[[ Material to process open ]]

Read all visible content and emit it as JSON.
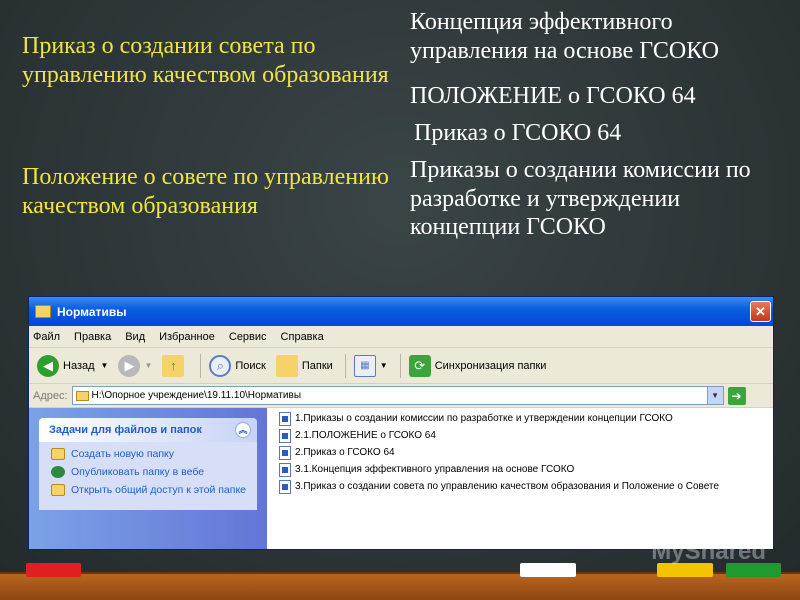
{
  "slide": {
    "left_items": [
      "Приказ о создании совета по управлению качеством образования",
      "Положение о совете по управлению качеством образования"
    ],
    "right_items": [
      "Концепция эффективного управления на основе ГСОКО",
      "ПОЛОЖЕНИЕ о ГСОКО 64",
      "Приказ о ГСОКО 64",
      "Приказы о создании комиссии по разработке и утверждении концепции ГСОКО"
    ]
  },
  "window": {
    "title": "Нормативы",
    "menu": [
      "Файл",
      "Правка",
      "Вид",
      "Избранное",
      "Сервис",
      "Справка"
    ],
    "toolbar": {
      "back": "Назад",
      "search": "Поиск",
      "folders": "Папки",
      "sync": "Синхронизация папки"
    },
    "address": {
      "label": "Адрес:",
      "value": "H:\\Опорное учреждение\\19.11.10\\Нормативы"
    },
    "tasks": {
      "header": "Задачи для файлов и папок",
      "items": [
        "Создать новую папку",
        "Опубликовать папку в вебе",
        "Открыть общий доступ к этой папке"
      ]
    },
    "files": [
      "1.Приказы о создании комиссии по разработке и утверждении концепции ГСОКО",
      "2.1.ПОЛОЖЕНИЕ о ГСОКО 64",
      "2.Приказ о ГСОКО 64",
      "3.1.Концепция эффективного управления на основе ГСОКО",
      "3.Приказ о создании совета по управлению качеством образования и Положение о Совете"
    ]
  },
  "watermark": "MyShared",
  "colors": {
    "left_text": "#f0e442",
    "right_text": "#ffffff",
    "titlebar": "#0a5fe0",
    "chalk_red": "#e02020",
    "chalk_white": "#ffffff",
    "chalk_yellow": "#f5c400",
    "chalk_green": "#1f9a2e"
  }
}
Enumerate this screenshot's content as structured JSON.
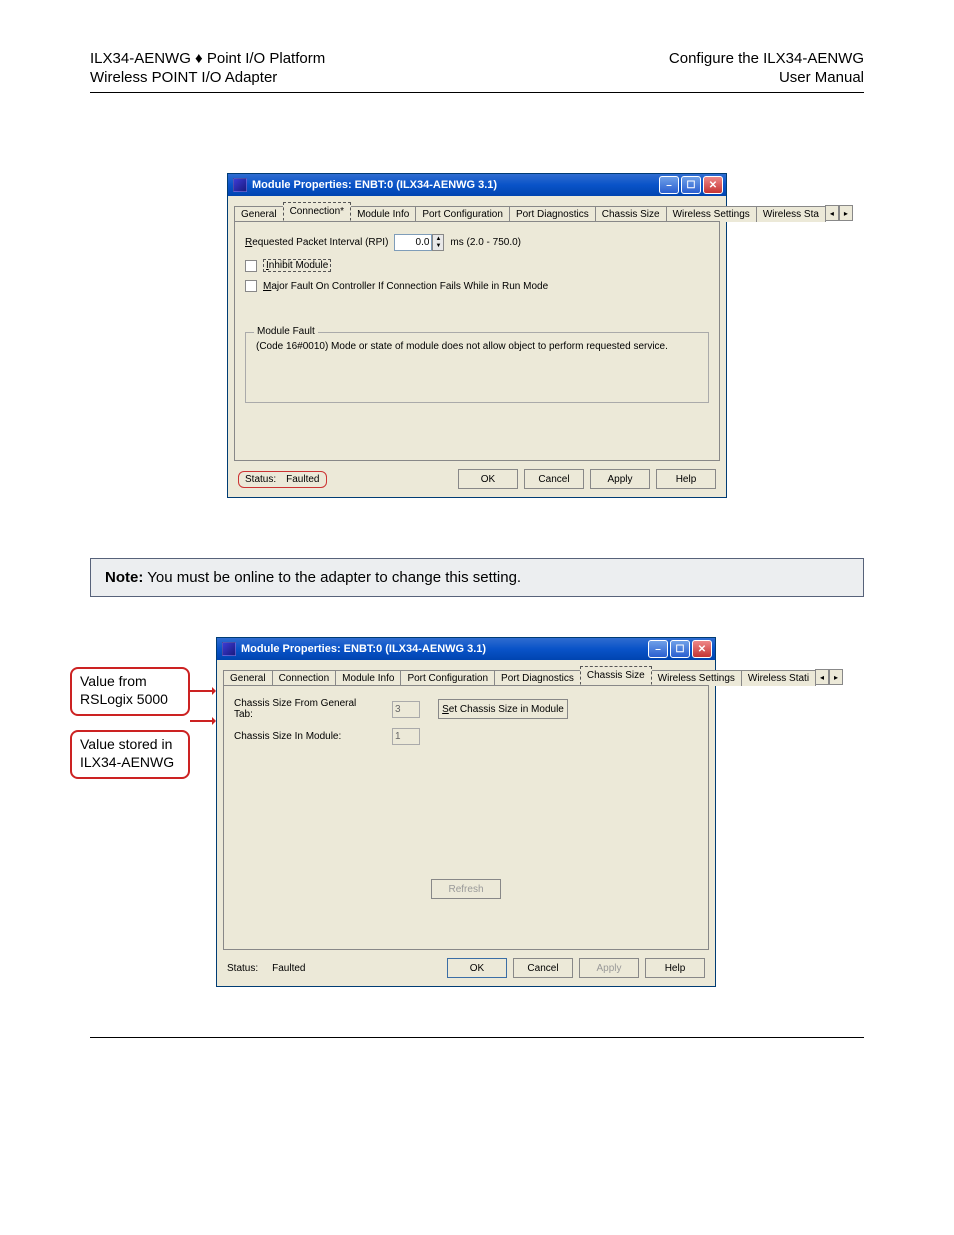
{
  "header": {
    "left1": "ILX34-AENWG ♦ Point I/O Platform",
    "left2": "Wireless POINT I/O Adapter",
    "right1": "Configure the ILX34-AENWG",
    "right2": "User Manual"
  },
  "win1": {
    "title": "Module Properties: ENBT:0 (ILX34-AENWG 3.1)",
    "tabs": [
      "General",
      "Connection*",
      "Module Info",
      "Port Configuration",
      "Port Diagnostics",
      "Chassis Size",
      "Wireless Settings",
      "Wireless Sta"
    ],
    "active_tab": 1,
    "rpi_label_pre": "R",
    "rpi_label_rest": "equested Packet Interval (RPI)",
    "rpi_value": "0.0",
    "rpi_units": "ms (2.0 - 750.0)",
    "inhibit_label": "Inhibit Module",
    "inhibit_u": "I",
    "inhibit_rest": "nhibit Module",
    "major_fault_pre": "M",
    "major_fault_rest": "ajor Fault On Controller If Connection Fails While in Run Mode",
    "module_fault_legend": "Module Fault",
    "module_fault_msg": "(Code 16#0010) Mode or state of module does not allow object to perform requested service.",
    "status_label": "Status:",
    "status_value": "Faulted",
    "ok": "OK",
    "cancel": "Cancel",
    "apply": "Apply",
    "help": "Help"
  },
  "note": {
    "prefix": "Note:",
    "text": " You must be online to the adapter to change this setting."
  },
  "callouts": {
    "c1a": "Value from",
    "c1b": "RSLogix 5000",
    "c2a": "Value stored in",
    "c2b": "ILX34-AENWG"
  },
  "win2": {
    "title": "Module Properties: ENBT:0 (ILX34-AENWG 3.1)",
    "tabs": [
      "General",
      "Connection",
      "Module Info",
      "Port Configuration",
      "Port Diagnostics",
      "Chassis Size",
      "Wireless Settings",
      "Wireless Stati"
    ],
    "active_tab": 5,
    "row1_label": "Chassis Size From General Tab:",
    "row1_value": "3",
    "row2_label": "Chassis Size In Module:",
    "row2_value": "1",
    "set_btn_pre": "S",
    "set_btn_rest": "et Chassis Size in Module",
    "refresh": "Refresh",
    "status_label": "Status:",
    "status_value": "Faulted",
    "ok": "OK",
    "cancel": "Cancel",
    "apply": "Apply",
    "help": "Help"
  }
}
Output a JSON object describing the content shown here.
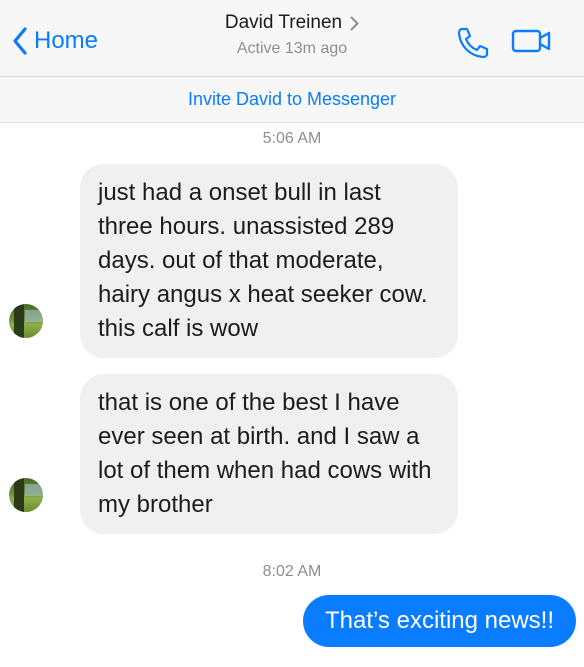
{
  "header": {
    "back_label": "Home",
    "contact_name": "David Treinen",
    "status": "Active 13m ago",
    "accent_color": "#0a7cff",
    "icons": [
      "chevron-left-icon",
      "chevron-right-icon",
      "phone-icon",
      "video-camera-icon"
    ]
  },
  "invite": {
    "label": "Invite David to Messenger"
  },
  "conversation": {
    "timestamp1": "5:06 AM",
    "messages_in": [
      {
        "text": "just had a onset bull in last three hours.  unassisted 289 days.  out of that moderate, hairy angus x heat seeker cow.  this calf is wow"
      },
      {
        "text": "that is one of the best I have ever seen at birth.  and I saw a lot of them when had cows with  my brother"
      }
    ],
    "timestamp2": "8:02 AM",
    "message_out": {
      "text": "That’s exciting news!!"
    }
  }
}
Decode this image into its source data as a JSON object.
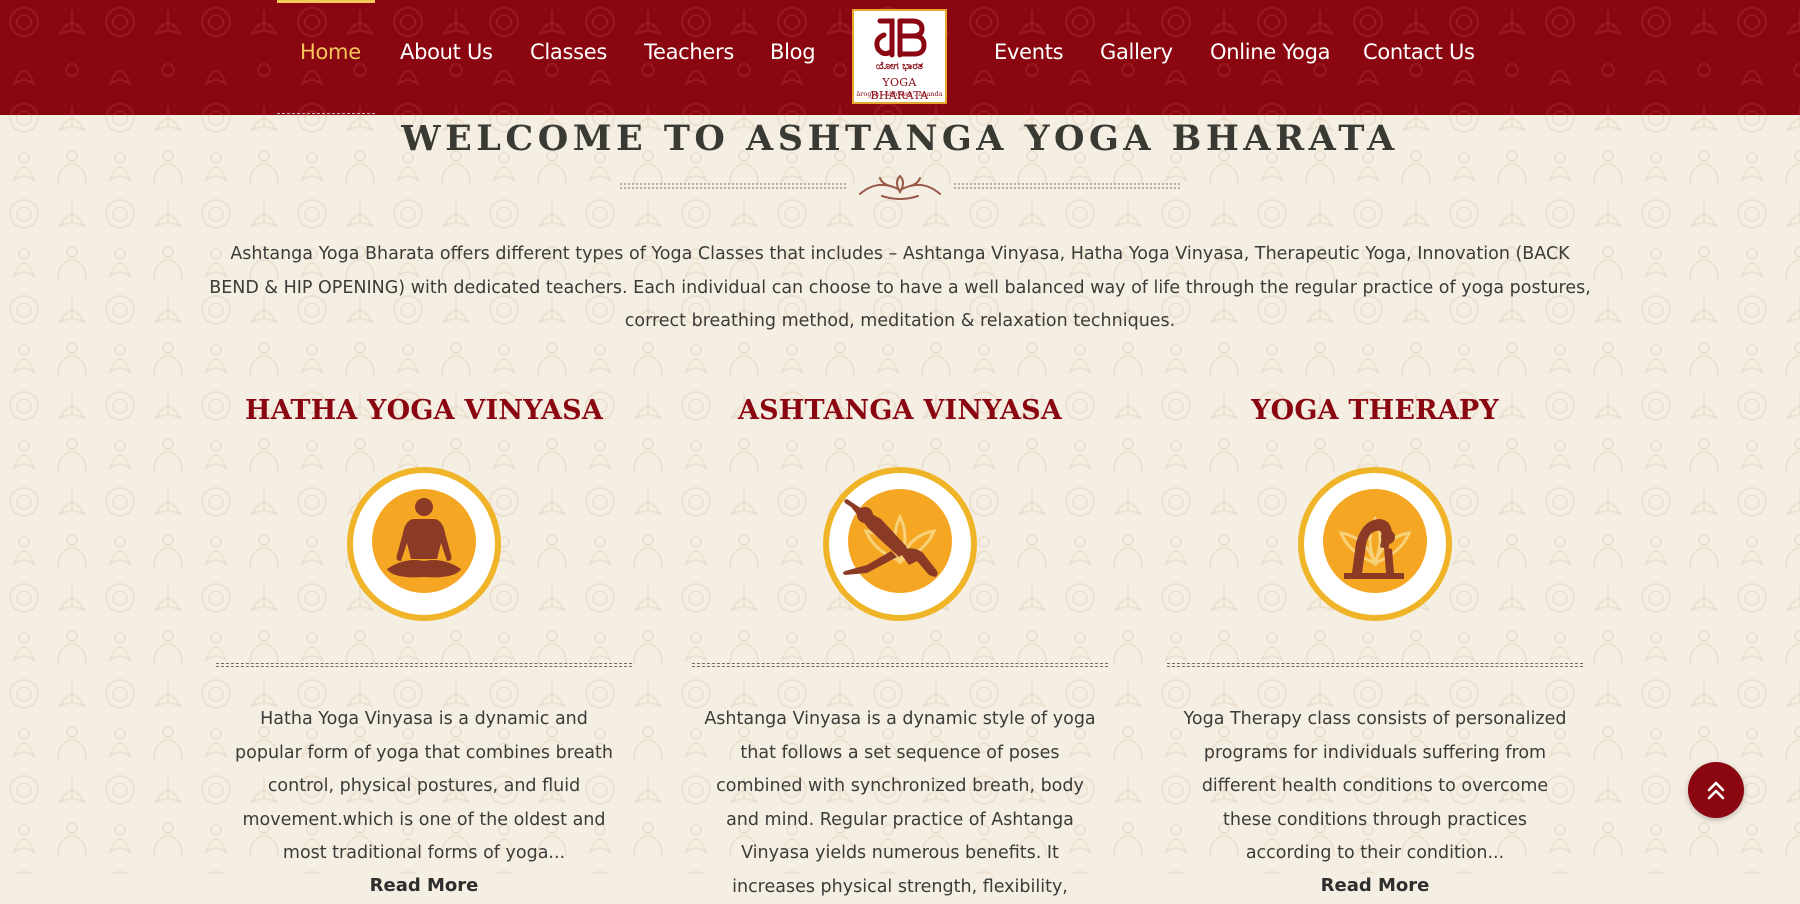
{
  "nav": {
    "left": [
      "Home",
      "About Us",
      "Classes",
      "Teachers",
      "Blog"
    ],
    "right": [
      "Events",
      "Gallery",
      "Online Yoga",
      "Contact Us"
    ],
    "active": "Home"
  },
  "logo": {
    "script": "ಯೋಗ ಭಾರತ",
    "name": "YOGA BHARATA",
    "tagline": "ārogya . abhyasa . ānanda"
  },
  "welcome": {
    "title": "WELCOME TO ASHTANGA YOGA BHARATA",
    "intro": "Ashtanga Yoga Bharata offers different types of Yoga Classes that includes – Ashtanga Vinyasa, Hatha Yoga Vinyasa, Therapeutic Yoga, Innovation (BACK BEND & HIP OPENING) with dedicated teachers. Each individual can choose to have a well balanced way of life through the regular practice of yoga postures, correct breathing method, meditation & relaxation techniques."
  },
  "classes": [
    {
      "title": "HATHA YOGA VINYASA",
      "icon": "meditation-pose-icon",
      "text": "Hatha Yoga Vinyasa is a dynamic and popular form of yoga that combines breath control, physical postures, and fluid movement.which is one of the oldest and most traditional forms of yoga...",
      "link": "Read More"
    },
    {
      "title": "ASHTANGA VINYASA",
      "icon": "lunge-pose-icon",
      "text": "Ashtanga Vinyasa is a dynamic style of yoga that follows a set sequence of poses combined with synchronized breath, body and mind. Regular practice of Ashtanga Vinyasa yields numerous benefits. It increases physical strength, flexibility,",
      "link": ""
    },
    {
      "title": "YOGA THERAPY",
      "icon": "camel-pose-icon",
      "text": "Yoga Therapy class consists of personalized programs for individuals suffering from different health conditions to overcome these conditions through practices according to their condition...",
      "link": "Read More"
    }
  ],
  "colors": {
    "brand_red": "#8a0610",
    "accent_gold": "#f3c75a",
    "icon_ring": "#f0b429",
    "background": "#f5efe3"
  },
  "scroll_top": {
    "icon": "double-chevron-up-icon"
  }
}
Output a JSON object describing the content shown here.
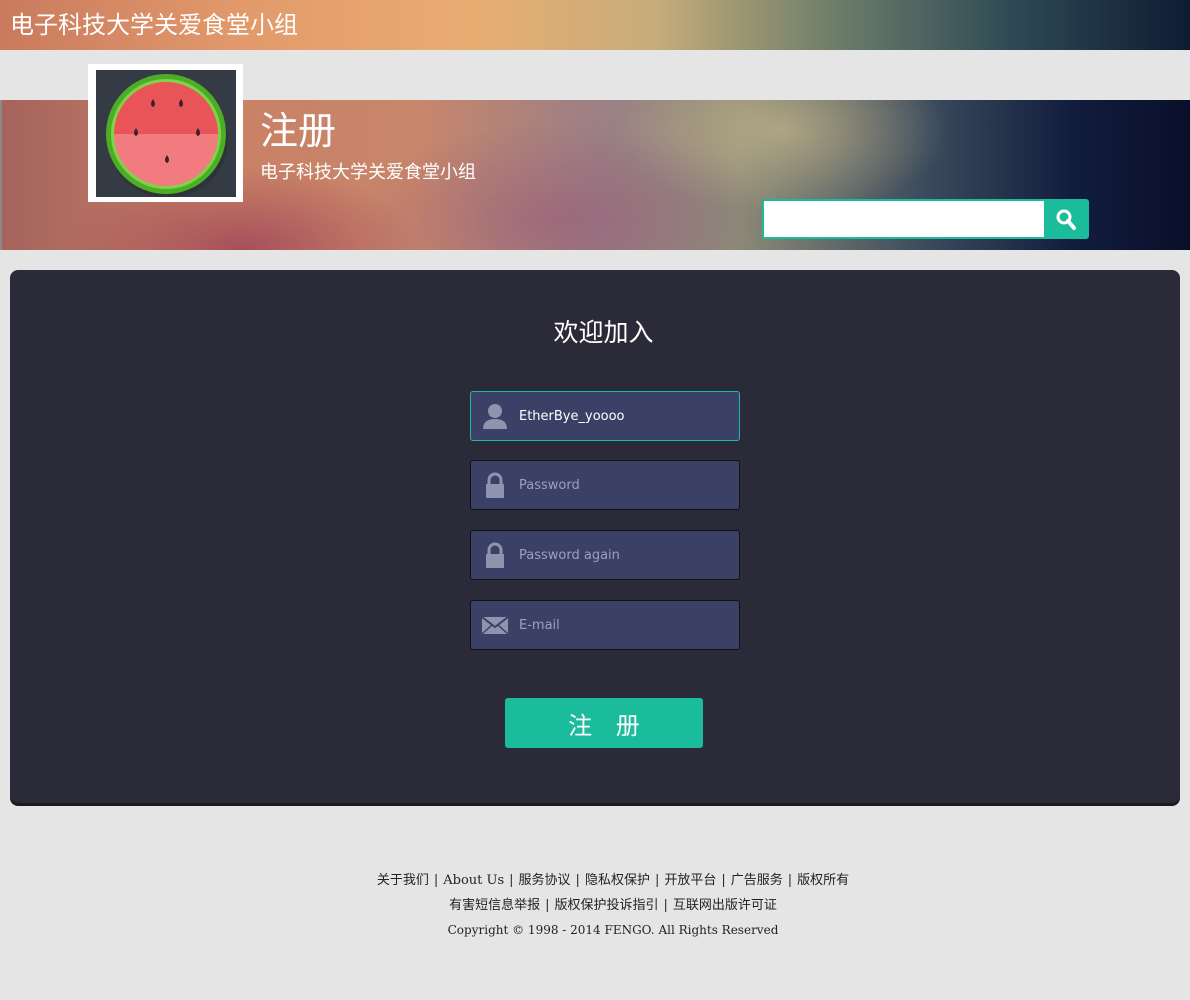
{
  "topbar": {
    "title": "电子科技大学关爱食堂小组"
  },
  "banner": {
    "title": "注册",
    "subtitle": "电子科技大学关爱食堂小组",
    "logo_icon": "watermelon-icon"
  },
  "search": {
    "value": "",
    "button_icon": "search-icon"
  },
  "form": {
    "heading": "欢迎加入",
    "username": {
      "value": "EtherBye_yoooo",
      "icon": "user-icon"
    },
    "password": {
      "placeholder": "Password",
      "icon": "lock-icon"
    },
    "password_again": {
      "placeholder": "Password again",
      "icon": "lock-icon"
    },
    "email": {
      "placeholder": "E-mail",
      "icon": "mail-icon"
    },
    "submit_label": "注 册"
  },
  "footer": {
    "links_row1": [
      "关于我们",
      "About Us",
      "服务协议",
      "隐私权保护",
      "开放平台",
      "广告服务",
      "版权所有"
    ],
    "links_row2": [
      "有害短信息举报",
      "版权保护投诉指引",
      "互联网出版许可证"
    ],
    "copyright": "Copyright © 1998 - 2014 FENGO. All Rights Reserved"
  },
  "colors": {
    "accent": "#1abc9c",
    "panel": "#2b2a38",
    "field": "#3b4067",
    "page_bg": "#e5e5e5"
  }
}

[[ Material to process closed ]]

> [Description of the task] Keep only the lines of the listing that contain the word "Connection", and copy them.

> [Response to the exercise]
      "Connection*",
    "major_fault_rest": "ajor Fault On Controller If Connection Fails While in Run Mode",
      "Connection",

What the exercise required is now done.